In the end, despite longstanding warnings against making payments to terrorists — largely because it incentivizes future attacks — the pipeline company paid a $5 million ransom.
While the gas shortages were occupying Americans’ daily lives, there was all-out war brewing in the Middle East between Israel and Hamas. Trump had shepherded historic diplomatic agreements between Israel and Arab nations through the Abraham Accords, but Biden seems determined to disrupt the delicate peace in the region.
Biden restored $235 million in aid to the Palestinians, clearly signaling to Hamas — designated as a Foreign Terrorist Organization by the Clinton administration in 1997 — that American support for Israel had weakened. Prominent critics say such a shift “invites precisely the kinds of violence we are seeing in the region today.” As a result, the Palestinian militants are emboldened.
Not content with roiling conditions in other parts of the world, Biden has also caused a catastrophe on our southern border. He campaigned for president promising amnesty for illegal immigrants, taxpayer-provided health care, work permits, support for sanctuary cities, and ending deportations.
Upon assuming office, he began dismantling Trump’s effective policies. This naturally created a border surge. It’s little wonder that migrants quickly began arriving at our border wearing Biden-themed T-shirts.
Despite months of the White House refusing to call the situation a “crisis,” that’s exactly what it is. In April alone, border apprehensions by federal officials jumped to 178,622, an increase from 173,348 apprehensions the previous month. Even more shocking is the fact that April’s number represents a more than tenfold increase compared to April 2020.

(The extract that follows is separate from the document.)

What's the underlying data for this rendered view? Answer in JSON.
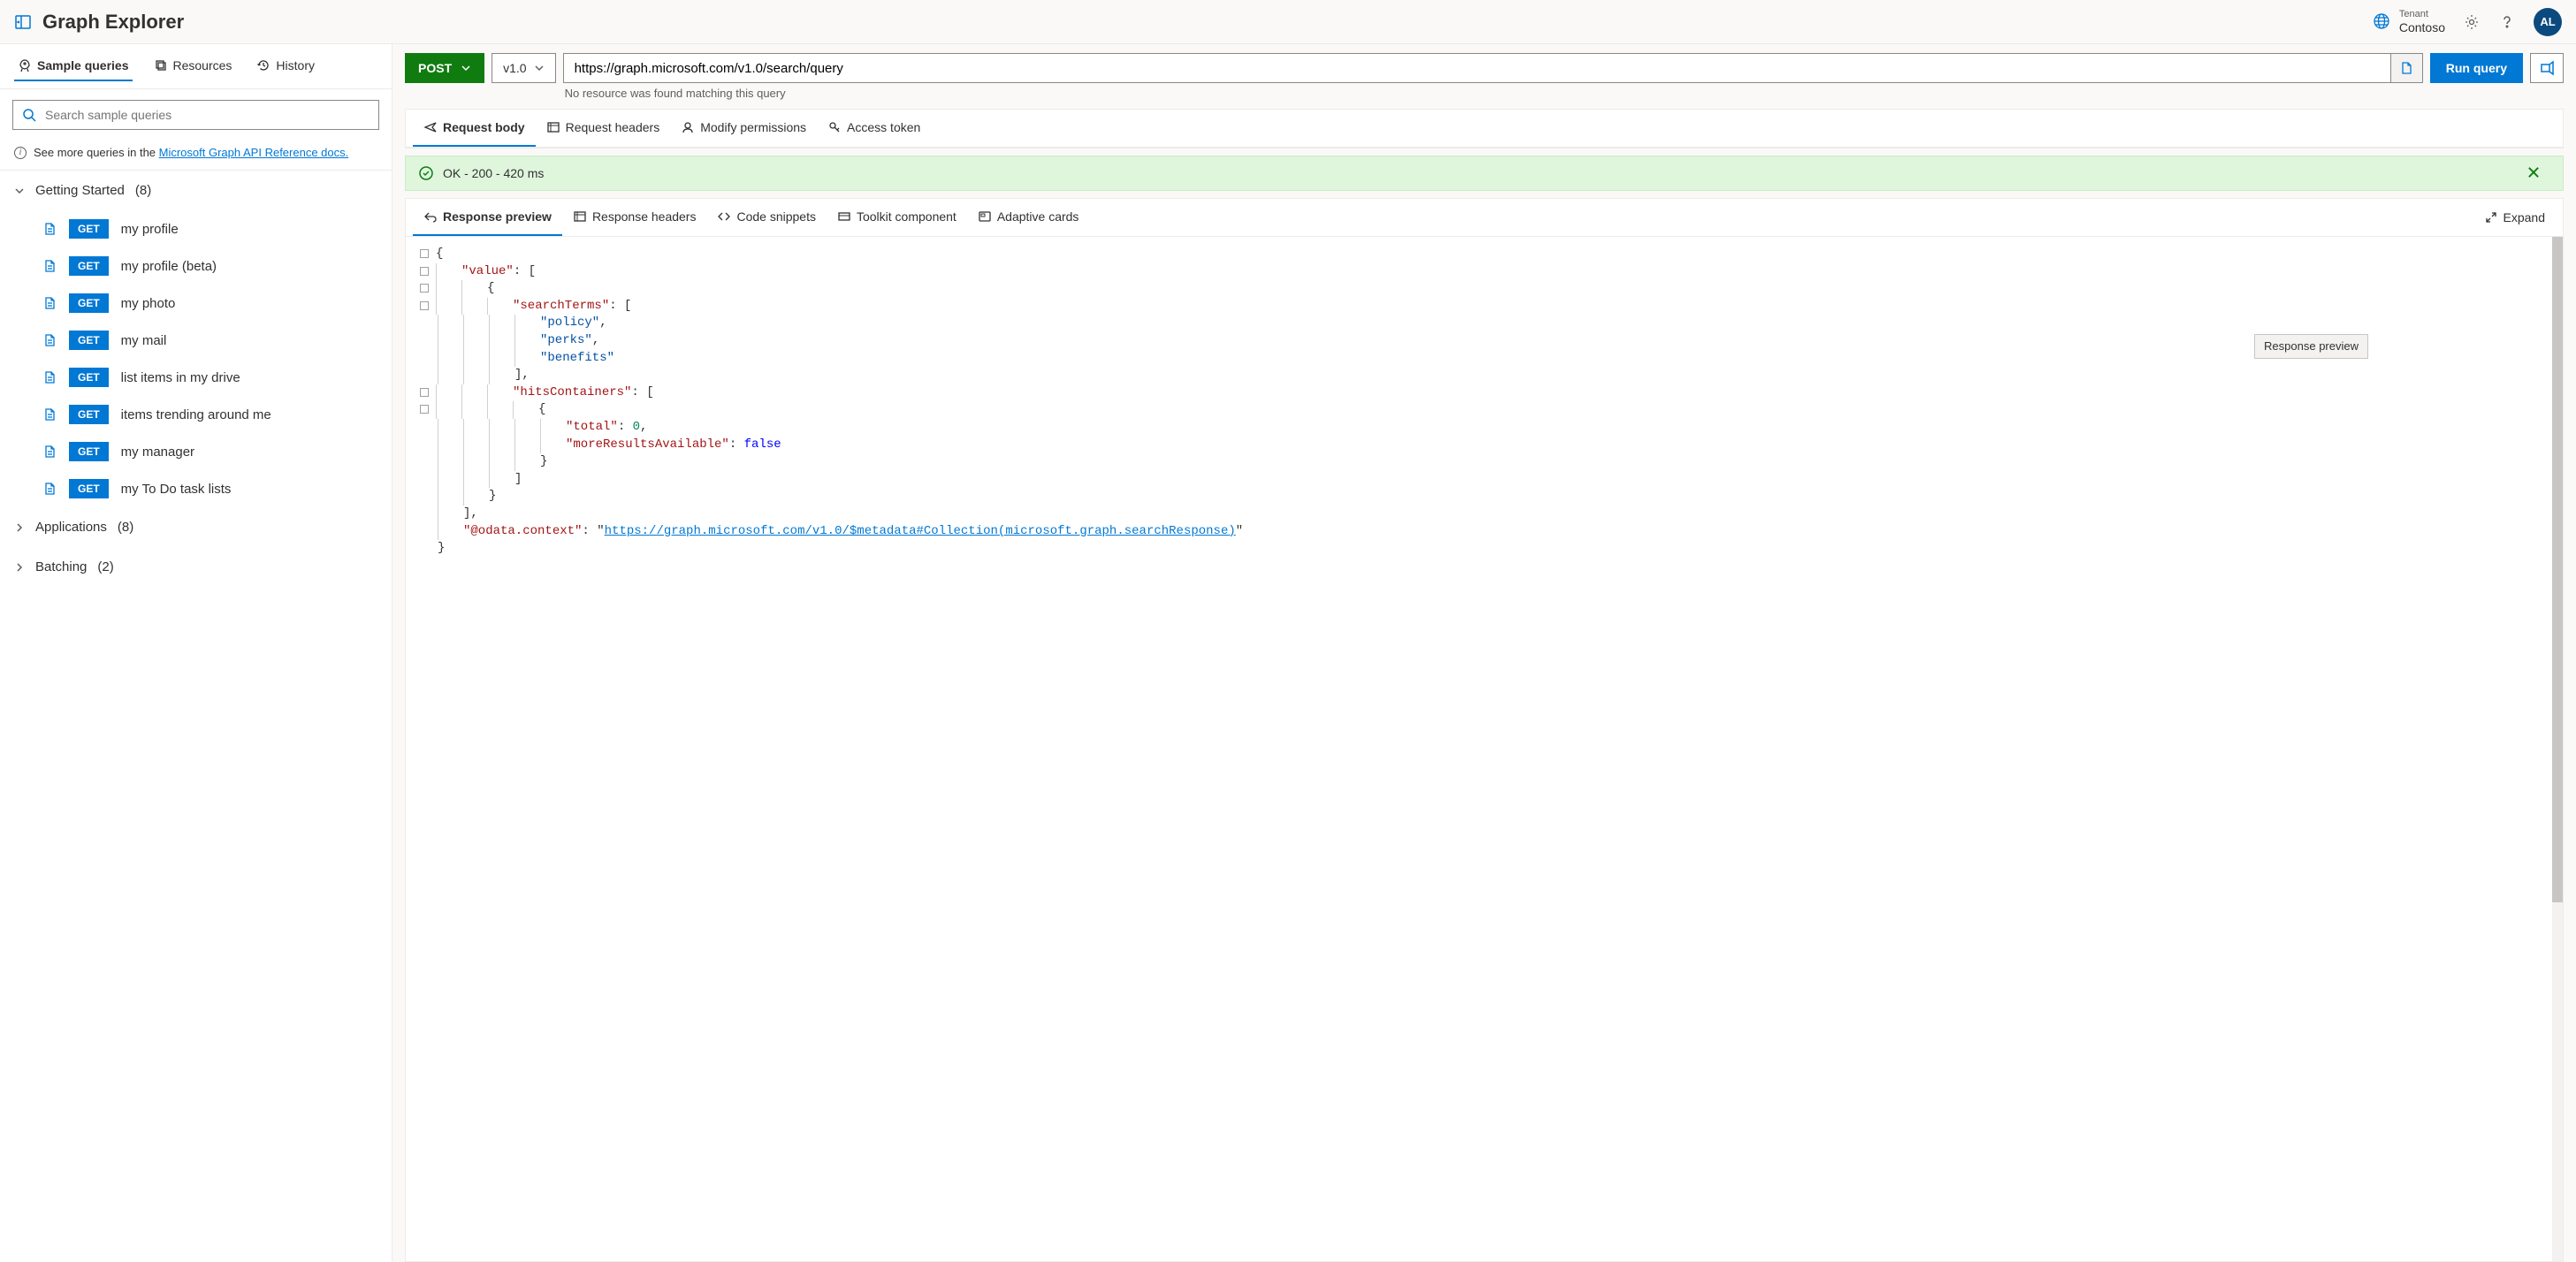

Many of those seeking to enter our country illegally are doing so to find work, something that millions of legal residents are declining to do. The April report from the U.S. Bureau of Labor Statistics was expected to show more than 1 million jobs added, but came in at only 266,000 new jobs, with the unemployment rate ticking up to 6.1 percent. For an economy that should be roaring through a strong recovery, these were dismal numbers, causing many to charge that federal unemployment benefits were too much competition for employers looking to hire.
Yet Biden rejected the notion that unemployment checks had anything to do with the weak jobs totals. “No, nothing measurable,” he said.
The data show, however, that 8.1 million jobs are currently available in America and small businesses across the country are complaining no one will accept their offers of employment. This is despite businesses offering higher wages, signing bonuses, cash just for showing up to an interview, and other enticements.
Now? There is credible fear of inflation. So what is Biden’s proposed solution to the problem? Why, more of what likely helped cause it, of course.
Coming into office, Biden was set up nicely for a smooth glide toward nearly effortless success. Like a golfer going into the final hole of a tournament with a three-shot lead, he needed only to keep the ball in the short grass to win. Instead, Biden has been in the woods, in the bunker, and in the water, seeing his chances for easy glory fading away.